Chainload FreeBSD with GRUB4DOS?
Posted A week ago
But with that method, no matter whether you allow the installer to create its' own partition, or instruct it to use an existing one, it does not install its' boot code into the MBR. But that is easily solved with this command while booted into the ISO:
boot0cfg -B <DRIVE HERE>
I am not sure whether it uses GRUB, GRUB2, or something else. In the linked topic they say that only the MBR sector is used, so that excludes GRUB2 but still allows for the possibility of legacy GRUB. Or maybe it is something that the FreeBSD people created themselves, they seem to be Mavericks and relish in doing things differently than the more mainstream Linux. They also proudly tout that they are a true Unix-based OS, with a complete kernel and userspace utils, in contrast to Linux which is technically just a kernel, with the GNU userland utils being added in separately and divided into distros.
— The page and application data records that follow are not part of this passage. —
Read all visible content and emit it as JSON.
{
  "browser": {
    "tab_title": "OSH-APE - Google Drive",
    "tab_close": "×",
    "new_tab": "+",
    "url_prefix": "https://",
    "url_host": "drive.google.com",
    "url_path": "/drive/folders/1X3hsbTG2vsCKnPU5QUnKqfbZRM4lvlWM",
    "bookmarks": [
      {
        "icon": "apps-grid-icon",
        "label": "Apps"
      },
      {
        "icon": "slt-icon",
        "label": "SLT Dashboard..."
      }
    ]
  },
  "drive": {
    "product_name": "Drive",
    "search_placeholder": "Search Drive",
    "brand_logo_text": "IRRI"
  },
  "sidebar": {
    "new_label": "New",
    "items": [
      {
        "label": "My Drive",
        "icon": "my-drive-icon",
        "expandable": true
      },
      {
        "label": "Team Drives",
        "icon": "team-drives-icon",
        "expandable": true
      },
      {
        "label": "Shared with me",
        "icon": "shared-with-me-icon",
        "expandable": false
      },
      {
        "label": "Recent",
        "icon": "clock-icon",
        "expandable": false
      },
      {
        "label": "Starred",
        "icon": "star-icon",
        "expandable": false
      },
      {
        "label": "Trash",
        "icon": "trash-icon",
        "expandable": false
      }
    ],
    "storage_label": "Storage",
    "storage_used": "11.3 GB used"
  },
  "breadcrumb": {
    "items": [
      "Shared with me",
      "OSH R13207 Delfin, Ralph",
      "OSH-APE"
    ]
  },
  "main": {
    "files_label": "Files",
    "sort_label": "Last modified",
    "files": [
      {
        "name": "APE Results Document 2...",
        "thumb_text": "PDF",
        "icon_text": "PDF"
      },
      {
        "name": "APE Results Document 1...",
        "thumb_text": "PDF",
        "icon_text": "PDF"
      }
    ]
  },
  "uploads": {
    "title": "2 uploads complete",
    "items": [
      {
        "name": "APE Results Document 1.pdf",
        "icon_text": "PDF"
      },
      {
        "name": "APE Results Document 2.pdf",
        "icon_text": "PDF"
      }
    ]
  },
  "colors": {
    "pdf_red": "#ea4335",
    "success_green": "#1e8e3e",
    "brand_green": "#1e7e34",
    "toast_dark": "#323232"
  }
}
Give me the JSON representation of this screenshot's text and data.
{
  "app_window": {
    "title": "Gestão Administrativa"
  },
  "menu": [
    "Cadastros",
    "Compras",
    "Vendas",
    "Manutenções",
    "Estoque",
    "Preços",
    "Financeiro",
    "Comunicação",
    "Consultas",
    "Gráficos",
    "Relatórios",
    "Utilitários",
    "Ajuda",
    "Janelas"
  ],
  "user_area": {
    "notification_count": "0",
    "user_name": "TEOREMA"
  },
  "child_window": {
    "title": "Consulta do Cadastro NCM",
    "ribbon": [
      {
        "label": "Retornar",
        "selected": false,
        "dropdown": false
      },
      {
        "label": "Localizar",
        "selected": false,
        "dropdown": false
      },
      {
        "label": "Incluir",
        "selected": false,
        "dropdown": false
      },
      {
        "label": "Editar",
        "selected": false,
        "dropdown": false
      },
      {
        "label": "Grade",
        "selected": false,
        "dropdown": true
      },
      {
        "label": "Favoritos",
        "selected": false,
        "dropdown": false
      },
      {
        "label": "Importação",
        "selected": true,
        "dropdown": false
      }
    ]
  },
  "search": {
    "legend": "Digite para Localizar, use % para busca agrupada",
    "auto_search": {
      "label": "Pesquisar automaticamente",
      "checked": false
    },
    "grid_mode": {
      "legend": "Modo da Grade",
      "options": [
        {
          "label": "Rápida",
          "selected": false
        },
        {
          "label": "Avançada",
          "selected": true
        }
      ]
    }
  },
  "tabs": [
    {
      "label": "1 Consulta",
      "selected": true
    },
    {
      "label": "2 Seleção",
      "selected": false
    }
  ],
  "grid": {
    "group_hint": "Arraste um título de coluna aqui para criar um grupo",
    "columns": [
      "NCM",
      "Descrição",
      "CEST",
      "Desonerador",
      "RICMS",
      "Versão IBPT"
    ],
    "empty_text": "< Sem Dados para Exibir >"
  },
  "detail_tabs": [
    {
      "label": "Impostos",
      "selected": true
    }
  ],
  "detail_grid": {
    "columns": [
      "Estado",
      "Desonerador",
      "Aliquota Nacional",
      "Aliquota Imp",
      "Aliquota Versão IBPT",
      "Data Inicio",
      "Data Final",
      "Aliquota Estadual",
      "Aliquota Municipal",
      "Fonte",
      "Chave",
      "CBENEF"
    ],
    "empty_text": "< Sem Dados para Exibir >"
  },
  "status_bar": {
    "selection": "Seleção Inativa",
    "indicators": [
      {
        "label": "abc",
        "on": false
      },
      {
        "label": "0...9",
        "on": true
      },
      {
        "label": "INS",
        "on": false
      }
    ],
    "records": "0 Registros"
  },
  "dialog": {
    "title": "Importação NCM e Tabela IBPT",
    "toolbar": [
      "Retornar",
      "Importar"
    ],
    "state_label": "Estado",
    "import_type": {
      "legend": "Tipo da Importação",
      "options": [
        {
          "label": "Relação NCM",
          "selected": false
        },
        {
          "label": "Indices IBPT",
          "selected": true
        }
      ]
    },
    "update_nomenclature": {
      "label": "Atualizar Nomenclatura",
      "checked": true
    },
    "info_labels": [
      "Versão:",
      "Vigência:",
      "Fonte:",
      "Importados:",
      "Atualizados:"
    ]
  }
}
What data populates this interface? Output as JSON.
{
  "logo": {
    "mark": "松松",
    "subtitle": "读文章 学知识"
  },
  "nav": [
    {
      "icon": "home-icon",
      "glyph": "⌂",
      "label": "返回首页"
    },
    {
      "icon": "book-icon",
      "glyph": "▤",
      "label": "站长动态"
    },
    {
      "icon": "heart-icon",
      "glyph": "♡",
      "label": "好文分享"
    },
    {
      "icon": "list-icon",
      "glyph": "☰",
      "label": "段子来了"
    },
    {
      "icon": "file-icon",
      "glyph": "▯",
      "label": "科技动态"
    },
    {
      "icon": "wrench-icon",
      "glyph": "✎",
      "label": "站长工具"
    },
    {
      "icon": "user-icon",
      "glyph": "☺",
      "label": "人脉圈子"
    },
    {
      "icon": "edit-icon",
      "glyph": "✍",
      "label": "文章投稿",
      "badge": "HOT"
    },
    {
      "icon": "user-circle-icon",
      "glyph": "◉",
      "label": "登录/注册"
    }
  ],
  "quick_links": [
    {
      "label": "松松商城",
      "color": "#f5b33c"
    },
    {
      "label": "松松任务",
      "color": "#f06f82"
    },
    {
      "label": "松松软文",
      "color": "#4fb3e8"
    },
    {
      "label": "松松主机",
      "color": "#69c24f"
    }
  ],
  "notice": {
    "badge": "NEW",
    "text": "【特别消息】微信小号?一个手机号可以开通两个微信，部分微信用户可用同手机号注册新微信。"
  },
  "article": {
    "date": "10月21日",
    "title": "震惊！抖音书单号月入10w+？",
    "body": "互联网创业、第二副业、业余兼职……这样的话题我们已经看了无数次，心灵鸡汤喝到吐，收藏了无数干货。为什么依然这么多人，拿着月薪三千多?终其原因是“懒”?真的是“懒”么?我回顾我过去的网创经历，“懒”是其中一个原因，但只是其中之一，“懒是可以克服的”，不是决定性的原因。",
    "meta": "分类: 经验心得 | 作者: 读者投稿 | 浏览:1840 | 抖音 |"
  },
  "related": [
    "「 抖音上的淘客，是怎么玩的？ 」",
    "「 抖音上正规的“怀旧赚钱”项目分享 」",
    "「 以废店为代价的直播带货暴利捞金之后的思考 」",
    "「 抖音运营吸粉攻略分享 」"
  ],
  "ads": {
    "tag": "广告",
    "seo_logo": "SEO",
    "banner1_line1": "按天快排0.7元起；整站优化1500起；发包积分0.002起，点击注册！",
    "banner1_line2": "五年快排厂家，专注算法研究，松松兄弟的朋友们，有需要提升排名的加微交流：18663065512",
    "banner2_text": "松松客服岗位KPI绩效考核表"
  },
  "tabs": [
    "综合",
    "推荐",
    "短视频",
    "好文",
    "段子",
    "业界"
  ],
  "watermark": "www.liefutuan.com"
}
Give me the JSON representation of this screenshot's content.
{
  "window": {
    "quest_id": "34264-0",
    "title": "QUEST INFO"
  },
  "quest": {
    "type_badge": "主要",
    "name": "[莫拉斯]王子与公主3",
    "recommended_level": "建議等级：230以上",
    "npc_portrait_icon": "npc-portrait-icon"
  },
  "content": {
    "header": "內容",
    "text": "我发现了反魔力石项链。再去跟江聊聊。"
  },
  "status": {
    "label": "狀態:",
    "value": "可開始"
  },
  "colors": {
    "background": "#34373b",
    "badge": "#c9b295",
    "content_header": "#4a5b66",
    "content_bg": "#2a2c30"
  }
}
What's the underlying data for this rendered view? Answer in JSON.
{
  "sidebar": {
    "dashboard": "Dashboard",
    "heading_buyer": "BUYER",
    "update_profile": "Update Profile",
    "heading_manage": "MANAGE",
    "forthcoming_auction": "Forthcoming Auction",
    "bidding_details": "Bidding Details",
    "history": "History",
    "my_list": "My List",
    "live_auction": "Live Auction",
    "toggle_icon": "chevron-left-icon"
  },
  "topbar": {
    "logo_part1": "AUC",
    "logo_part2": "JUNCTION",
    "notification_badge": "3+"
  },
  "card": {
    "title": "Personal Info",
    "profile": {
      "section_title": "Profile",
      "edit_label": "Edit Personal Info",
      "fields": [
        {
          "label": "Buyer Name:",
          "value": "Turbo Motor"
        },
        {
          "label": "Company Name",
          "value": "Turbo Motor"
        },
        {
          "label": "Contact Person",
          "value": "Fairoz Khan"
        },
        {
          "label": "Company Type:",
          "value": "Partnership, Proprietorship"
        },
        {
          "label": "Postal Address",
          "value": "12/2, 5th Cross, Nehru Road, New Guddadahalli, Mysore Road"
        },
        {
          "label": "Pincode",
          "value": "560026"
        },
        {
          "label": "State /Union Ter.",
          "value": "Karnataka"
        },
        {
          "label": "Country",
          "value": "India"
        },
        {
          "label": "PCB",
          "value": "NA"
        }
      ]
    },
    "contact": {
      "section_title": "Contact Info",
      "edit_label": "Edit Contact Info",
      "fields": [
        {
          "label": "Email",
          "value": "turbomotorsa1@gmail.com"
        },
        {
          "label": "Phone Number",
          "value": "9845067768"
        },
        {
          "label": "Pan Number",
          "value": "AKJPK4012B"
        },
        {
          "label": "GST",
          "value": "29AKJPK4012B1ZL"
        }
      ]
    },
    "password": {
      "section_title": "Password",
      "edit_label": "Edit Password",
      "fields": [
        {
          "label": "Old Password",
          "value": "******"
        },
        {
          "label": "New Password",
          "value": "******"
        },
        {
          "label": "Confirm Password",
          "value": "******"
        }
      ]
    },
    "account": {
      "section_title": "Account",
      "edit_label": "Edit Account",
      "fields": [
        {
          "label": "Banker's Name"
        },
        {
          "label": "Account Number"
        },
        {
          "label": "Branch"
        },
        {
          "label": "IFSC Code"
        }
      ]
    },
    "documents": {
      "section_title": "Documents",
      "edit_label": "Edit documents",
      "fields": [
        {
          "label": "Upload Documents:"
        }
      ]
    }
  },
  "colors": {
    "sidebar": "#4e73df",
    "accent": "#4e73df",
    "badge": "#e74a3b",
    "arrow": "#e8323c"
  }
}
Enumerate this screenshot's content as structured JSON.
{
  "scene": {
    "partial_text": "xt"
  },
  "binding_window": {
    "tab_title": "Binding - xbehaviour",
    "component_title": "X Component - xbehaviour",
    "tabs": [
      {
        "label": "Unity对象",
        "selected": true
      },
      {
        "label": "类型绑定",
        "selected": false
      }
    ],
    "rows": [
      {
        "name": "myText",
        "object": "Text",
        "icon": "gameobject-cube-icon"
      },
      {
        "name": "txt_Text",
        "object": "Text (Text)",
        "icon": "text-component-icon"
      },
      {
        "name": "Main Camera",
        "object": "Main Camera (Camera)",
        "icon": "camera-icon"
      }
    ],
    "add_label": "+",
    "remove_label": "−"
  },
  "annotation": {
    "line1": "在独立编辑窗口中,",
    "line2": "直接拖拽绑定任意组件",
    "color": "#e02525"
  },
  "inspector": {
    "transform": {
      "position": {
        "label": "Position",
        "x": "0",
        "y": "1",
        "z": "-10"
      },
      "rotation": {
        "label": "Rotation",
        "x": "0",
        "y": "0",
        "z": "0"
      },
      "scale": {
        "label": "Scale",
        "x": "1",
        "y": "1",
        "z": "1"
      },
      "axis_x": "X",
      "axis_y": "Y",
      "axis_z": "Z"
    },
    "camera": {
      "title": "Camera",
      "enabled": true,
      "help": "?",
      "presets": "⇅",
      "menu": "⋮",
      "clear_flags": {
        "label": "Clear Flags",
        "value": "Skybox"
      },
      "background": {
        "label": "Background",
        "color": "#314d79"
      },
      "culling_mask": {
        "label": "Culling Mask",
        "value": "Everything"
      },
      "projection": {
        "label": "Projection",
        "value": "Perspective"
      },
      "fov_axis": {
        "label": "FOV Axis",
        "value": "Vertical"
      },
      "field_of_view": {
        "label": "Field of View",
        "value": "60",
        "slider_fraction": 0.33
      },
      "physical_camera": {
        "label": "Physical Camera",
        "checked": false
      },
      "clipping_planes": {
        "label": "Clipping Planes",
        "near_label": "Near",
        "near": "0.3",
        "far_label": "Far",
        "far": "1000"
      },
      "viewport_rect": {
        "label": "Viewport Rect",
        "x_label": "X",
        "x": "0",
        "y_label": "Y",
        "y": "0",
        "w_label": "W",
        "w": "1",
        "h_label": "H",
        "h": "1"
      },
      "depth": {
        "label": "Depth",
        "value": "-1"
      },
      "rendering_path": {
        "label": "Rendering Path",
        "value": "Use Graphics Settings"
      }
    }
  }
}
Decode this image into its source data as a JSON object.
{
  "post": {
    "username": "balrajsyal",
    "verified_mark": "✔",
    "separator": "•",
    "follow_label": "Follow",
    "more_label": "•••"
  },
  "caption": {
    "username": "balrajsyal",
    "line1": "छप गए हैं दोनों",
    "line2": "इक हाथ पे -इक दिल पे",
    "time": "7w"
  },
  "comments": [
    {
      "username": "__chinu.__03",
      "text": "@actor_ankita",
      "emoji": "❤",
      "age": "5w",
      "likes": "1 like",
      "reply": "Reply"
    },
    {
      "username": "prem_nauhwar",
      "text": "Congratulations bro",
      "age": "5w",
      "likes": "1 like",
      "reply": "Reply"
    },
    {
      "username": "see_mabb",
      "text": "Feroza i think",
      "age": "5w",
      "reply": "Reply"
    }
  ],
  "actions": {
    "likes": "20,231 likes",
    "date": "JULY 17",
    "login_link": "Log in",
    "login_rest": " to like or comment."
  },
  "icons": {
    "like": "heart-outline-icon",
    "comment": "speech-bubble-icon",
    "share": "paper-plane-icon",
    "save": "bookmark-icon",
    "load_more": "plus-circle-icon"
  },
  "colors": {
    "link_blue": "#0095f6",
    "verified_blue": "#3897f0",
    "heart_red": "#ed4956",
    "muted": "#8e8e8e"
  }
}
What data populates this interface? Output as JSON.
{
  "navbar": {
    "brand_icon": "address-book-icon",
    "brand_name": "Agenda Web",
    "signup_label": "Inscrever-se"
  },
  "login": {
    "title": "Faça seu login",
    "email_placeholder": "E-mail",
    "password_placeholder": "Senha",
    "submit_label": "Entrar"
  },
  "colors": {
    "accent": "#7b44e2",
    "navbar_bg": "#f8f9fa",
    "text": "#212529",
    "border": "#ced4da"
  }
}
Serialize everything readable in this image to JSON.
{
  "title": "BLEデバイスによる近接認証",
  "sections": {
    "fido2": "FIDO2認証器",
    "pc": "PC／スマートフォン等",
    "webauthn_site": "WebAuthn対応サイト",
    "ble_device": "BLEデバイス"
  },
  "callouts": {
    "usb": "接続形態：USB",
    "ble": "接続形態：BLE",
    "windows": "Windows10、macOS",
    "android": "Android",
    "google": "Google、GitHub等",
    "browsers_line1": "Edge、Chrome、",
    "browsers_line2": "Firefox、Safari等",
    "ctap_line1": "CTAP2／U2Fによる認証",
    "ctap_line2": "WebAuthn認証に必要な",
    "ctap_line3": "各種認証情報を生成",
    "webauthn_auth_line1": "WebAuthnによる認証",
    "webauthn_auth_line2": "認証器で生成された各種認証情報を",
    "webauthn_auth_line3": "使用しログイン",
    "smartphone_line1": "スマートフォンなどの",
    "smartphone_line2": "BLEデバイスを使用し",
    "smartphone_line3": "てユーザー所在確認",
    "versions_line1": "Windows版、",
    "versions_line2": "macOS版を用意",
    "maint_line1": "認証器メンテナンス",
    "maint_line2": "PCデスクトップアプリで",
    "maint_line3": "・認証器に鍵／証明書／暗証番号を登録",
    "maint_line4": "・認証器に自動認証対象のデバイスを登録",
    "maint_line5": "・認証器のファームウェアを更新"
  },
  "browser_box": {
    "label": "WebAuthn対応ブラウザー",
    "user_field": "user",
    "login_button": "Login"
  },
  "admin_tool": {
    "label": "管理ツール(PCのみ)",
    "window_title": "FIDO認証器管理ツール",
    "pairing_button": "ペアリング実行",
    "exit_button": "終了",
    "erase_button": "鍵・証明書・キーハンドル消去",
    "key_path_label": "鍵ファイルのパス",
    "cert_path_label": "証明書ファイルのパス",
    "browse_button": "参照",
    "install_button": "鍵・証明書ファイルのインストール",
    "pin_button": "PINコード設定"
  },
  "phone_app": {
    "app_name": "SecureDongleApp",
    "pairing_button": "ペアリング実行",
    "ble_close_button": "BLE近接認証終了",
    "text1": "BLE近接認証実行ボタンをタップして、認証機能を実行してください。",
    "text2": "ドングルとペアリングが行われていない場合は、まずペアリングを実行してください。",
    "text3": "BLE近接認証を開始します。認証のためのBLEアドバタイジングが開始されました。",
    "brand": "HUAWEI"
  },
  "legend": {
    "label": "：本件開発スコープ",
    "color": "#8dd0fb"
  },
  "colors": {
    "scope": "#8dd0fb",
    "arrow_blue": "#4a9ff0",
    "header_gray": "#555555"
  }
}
BASH isn't even installed as an available shell, though you can install it manually.
FreeBSD partitioning uses what are called 'slices' within a traditional primary partition, with the different mount points such as /, etc living in those slices. Slices are their way of logical partitions in a primary, but without an extended partition divided into logicals. When looking at the drive in another partition tool like GParted, FreeBSD's partition appears as a single primary, no extended or logicals. My install contains / and swap 'slices'.
I think it is easy enough to chainload FreeBSD's MBR with G4D. When booting it standalone, a menu comes up asking if you want to boot Windows with F1 or FreeBSD with F2, despite Windows not being present on the drive. Perhaps it sees the other NTFS partitions and assumes they are Windows. My 5 Linuxes, on separate drives, aren't listed, so I don't think it checks other drives.
After pressing F2 the real FreeBSD menu comes up, with options for multi-user mode, single-user mode, rescue mode. If nothing is pressed the default mode is auto-selected and kernel starts. From there you login via CLI and you're in the OS, simple.
What I would want to do with G4D is to skip the F1/F2 menu (no timeout on that screen, it just waits on the user), possibly simulate F2 keypress if necessary, and boot straight from G4D into FreeBSD's main boot menu. Or, creates G4D entries for each of FreeBSD's modes so I can skip the boot menu entirely and boot the kernel.
Posted A week ago
A "typical" entry for BSD in grub4dos is
title BSD Loader root (hd0,1,a) kernel /boot/loader
but it has to be tested if the *whatever* filesystem you are using in BSD is readable by grub4dos.
In any case you can configure boot0cfg to have only one partition/slice/os:
And then chainload (from a grub4dos on another disk) the MBR of the BSD disk *like*:
title BSD disk rootnoverify (hd0) chainloader +1
And then further refine the boot0cfg configuration:
0 user(s) are reading this topic
0 members, 0 guests, 0 anonymous users